I grew up in West Chester, as did my Mom and her family going back many generations. I’ve never heard a fellow West Chestrian (or Chester Countian for that matter) speak like Samuel Barber. It seems to be a studied affectation. General Butler is much more familiar sounding, not at all out of place in southeast PA.
My family speaks with a mostly Gen American accent, but with some Philly-influenced oddities. For example, my Mom pronounces “legal” as “liggle” (though we kids didn’t pick that up). I however used to say “wudder” instead of “water” and “munster” for “monster” until college cured me of those.
Hmm, I think I’ll call Mom and see what she thinks of the new “Iggles” head coach.
He has an Oxbride accent. What could only be described as an upper-class transatlantic one. I’d assume he had an English nanny and/or teachers.
What a delightful blog to have discovered.

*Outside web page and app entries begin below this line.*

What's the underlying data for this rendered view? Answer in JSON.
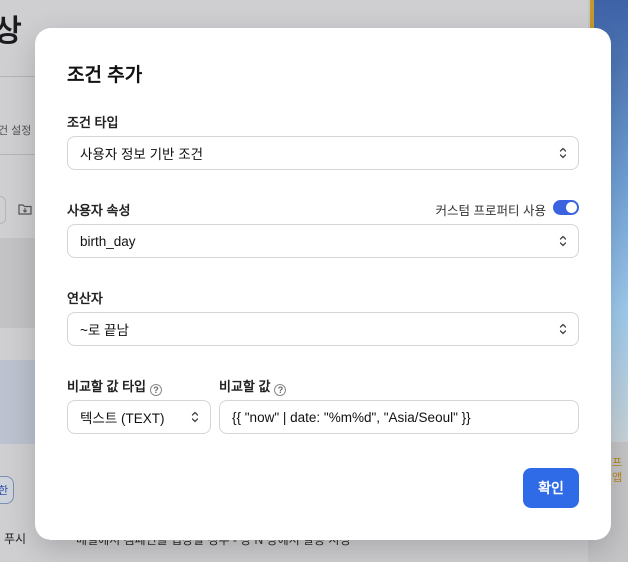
{
  "background": {
    "title_fragment": "상",
    "small_text": "건 설정",
    "push_label": "푸시",
    "bottom_text": "메일에서 캠페인을 입장할 경우 - 장 N 장에서 발송 시정",
    "right_text_line1": "프",
    "right_text_line2": "앱",
    "bubble_text": "한"
  },
  "modal": {
    "title": "조건 추가",
    "condition_type": {
      "label": "조건 타입",
      "value": "사용자 정보 기반 조건"
    },
    "user_attribute": {
      "label": "사용자 속성",
      "custom_toggle_label": "커스텀 프로퍼티 사용",
      "custom_toggle_on": true,
      "value": "birth_day"
    },
    "operator": {
      "label": "연산자",
      "value": "~로 끝남"
    },
    "compare_type": {
      "label": "비교할 값 타입",
      "value": "텍스트 (TEXT)"
    },
    "compare_value": {
      "label": "비교할 값",
      "value": "{{ \"now\" | date: \"%m%d\", \"Asia/Seoul\" }}"
    },
    "confirm_label": "확인"
  },
  "icons": {
    "help": "question-circle-icon",
    "select": "chevron-up-down-icon",
    "folder": "folder-download-icon"
  },
  "colors": {
    "accent": "#2f6be6",
    "toggle": "#3b63e0"
  }
}
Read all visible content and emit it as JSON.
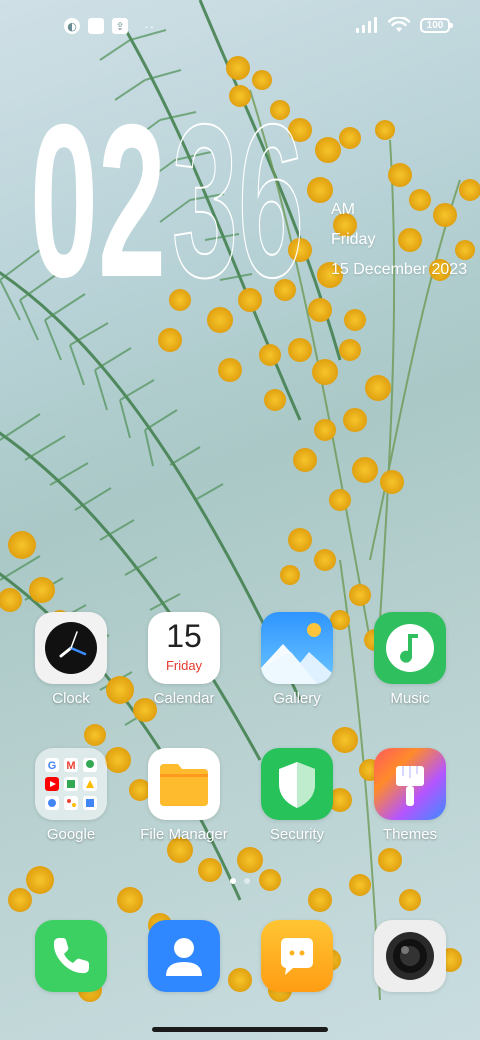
{
  "status_bar": {
    "left_icons": [
      "app-notification-icon",
      "square-notification-icon",
      "upload-notification-icon"
    ],
    "more_indicator": "··",
    "battery_level": "100",
    "signal_icon": "signal-bars-icon",
    "wifi_icon": "wifi-icon"
  },
  "clock": {
    "hours": "02",
    "minutes": "36",
    "ampm": "AM",
    "day": "Friday",
    "date": "15 December 2023"
  },
  "apps": [
    {
      "label": "Clock",
      "icon": "clock-icon"
    },
    {
      "label": "Calendar",
      "icon": "calendar-icon",
      "day_number": "15",
      "weekday": "Friday"
    },
    {
      "label": "Gallery",
      "icon": "gallery-icon"
    },
    {
      "label": "Music",
      "icon": "music-icon"
    },
    {
      "label": "Google",
      "icon": "google-folder-icon"
    },
    {
      "label": "File Manager",
      "icon": "folder-icon"
    },
    {
      "label": "Security",
      "icon": "shield-icon"
    },
    {
      "label": "Themes",
      "icon": "paintbrush-icon"
    }
  ],
  "dock": [
    {
      "icon": "phone-icon"
    },
    {
      "icon": "contacts-icon"
    },
    {
      "icon": "messages-icon"
    },
    {
      "icon": "camera-icon"
    }
  ],
  "page_indicator": {
    "pages": 2,
    "current": 1
  },
  "colors": {
    "music_green": "#2fbf5f",
    "security_green": "#27c25a",
    "phone_green": "#3ccf62",
    "contacts_blue": "#2f88ff",
    "messages_orange": "#ffb21f",
    "folder_yellow": "#ffbb2e",
    "calendar_red": "#e5392f"
  }
}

It’s absolutely an affect in my opinion. When I was kid in the early 80s my lesbian aunt had an older gay male friend who had been a teacher at a New England prep school. He was gay, and sounded exactly like this. I think it was kind of a Polari for upper-class American gays. A way to signal that they were gay, but that they came from one of the good families LOL.